Available records >>
----------------

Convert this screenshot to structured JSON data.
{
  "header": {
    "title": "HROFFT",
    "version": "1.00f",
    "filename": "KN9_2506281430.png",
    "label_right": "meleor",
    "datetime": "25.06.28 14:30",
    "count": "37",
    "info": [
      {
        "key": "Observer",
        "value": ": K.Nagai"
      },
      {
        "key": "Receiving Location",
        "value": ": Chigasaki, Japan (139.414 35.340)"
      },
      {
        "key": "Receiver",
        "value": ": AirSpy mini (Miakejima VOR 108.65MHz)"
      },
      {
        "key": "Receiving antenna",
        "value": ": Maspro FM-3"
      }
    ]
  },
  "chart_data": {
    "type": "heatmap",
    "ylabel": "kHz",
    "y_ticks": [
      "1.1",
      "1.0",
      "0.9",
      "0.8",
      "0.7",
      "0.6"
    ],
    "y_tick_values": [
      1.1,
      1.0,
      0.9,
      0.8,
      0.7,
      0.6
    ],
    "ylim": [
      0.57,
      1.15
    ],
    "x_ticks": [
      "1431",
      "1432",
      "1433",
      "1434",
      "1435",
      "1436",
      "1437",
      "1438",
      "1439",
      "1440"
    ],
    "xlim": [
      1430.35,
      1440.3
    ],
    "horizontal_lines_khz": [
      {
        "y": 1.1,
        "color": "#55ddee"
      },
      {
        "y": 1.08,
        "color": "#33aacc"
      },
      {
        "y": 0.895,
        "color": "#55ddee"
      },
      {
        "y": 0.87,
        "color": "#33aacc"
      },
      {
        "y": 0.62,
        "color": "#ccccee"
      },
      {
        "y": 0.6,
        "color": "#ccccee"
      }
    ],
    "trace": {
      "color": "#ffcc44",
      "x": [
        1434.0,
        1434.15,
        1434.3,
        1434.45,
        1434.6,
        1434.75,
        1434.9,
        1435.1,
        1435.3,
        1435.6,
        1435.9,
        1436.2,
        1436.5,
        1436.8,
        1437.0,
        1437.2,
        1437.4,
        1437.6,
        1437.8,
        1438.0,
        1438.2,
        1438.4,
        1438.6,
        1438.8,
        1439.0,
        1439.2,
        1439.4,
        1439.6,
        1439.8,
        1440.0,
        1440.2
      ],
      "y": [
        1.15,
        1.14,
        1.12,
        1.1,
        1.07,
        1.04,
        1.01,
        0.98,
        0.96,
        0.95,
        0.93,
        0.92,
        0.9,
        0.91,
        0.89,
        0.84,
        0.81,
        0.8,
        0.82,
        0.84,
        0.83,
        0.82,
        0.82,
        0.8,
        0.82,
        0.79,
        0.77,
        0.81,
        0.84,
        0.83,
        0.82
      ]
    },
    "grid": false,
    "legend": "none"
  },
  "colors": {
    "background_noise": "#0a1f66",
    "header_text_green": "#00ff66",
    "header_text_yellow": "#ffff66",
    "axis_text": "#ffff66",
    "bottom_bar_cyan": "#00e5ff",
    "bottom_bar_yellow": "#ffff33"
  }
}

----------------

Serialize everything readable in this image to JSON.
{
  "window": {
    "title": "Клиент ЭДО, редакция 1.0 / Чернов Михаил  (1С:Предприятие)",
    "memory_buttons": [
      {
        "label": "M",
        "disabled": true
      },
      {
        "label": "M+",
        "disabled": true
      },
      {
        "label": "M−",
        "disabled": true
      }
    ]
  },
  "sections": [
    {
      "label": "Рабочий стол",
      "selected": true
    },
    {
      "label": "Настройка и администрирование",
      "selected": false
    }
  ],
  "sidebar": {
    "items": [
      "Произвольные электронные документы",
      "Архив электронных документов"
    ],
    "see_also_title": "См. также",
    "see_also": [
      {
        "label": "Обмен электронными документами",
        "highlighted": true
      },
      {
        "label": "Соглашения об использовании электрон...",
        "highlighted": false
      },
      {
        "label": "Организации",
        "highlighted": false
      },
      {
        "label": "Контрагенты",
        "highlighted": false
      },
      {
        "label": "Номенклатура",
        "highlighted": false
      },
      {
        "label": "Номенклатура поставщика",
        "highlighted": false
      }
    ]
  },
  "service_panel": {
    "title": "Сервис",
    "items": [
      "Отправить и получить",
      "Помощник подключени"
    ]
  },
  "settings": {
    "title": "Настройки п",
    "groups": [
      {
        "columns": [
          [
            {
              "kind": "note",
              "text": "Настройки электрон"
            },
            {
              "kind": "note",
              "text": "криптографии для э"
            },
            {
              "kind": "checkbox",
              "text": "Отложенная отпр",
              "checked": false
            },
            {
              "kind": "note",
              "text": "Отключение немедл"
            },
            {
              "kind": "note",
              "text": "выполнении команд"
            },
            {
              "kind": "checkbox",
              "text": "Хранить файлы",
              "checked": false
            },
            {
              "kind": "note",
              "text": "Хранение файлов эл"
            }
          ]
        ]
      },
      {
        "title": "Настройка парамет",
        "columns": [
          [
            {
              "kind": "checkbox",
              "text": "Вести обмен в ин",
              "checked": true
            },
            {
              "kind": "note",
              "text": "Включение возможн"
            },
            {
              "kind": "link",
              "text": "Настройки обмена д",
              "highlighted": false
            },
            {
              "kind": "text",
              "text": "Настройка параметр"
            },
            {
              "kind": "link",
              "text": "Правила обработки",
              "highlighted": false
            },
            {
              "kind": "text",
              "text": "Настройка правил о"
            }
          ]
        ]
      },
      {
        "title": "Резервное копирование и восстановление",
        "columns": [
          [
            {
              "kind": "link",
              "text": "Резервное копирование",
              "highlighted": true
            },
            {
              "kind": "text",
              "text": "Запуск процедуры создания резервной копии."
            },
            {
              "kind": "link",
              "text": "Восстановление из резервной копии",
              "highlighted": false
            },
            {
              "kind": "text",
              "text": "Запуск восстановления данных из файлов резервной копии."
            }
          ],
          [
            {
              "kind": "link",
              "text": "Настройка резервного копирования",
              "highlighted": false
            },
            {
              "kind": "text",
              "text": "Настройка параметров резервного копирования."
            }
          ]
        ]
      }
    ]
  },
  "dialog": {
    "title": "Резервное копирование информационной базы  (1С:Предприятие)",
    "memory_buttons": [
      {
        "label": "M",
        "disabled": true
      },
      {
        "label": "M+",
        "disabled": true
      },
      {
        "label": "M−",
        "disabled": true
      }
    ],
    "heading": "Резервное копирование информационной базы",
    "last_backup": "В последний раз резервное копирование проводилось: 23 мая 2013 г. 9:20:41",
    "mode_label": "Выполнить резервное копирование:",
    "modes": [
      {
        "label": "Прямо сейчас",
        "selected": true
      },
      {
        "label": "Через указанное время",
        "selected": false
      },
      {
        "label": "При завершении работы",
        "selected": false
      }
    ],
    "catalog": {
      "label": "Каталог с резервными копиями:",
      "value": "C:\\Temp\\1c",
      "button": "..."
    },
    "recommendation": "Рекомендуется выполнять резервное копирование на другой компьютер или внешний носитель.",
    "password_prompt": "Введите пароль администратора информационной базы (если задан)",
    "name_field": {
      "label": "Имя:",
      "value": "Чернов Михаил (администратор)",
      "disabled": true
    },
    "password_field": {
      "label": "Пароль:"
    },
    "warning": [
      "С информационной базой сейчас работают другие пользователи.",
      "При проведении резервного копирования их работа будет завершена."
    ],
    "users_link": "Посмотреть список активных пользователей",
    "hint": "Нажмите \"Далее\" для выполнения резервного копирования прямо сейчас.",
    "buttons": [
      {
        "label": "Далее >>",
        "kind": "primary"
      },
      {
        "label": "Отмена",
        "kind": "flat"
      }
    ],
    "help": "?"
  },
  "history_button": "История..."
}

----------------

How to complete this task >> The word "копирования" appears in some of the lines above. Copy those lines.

Answer for this exercise >>
              "text": "Настройка резервного копирования",
              "text": "Настройка параметров резервного копирования."
      "При проведении резервного копирования их работа будет завершена."
    "hint": "Нажмите \"Далее\" для выполнения резервного копирования прямо сейчас.",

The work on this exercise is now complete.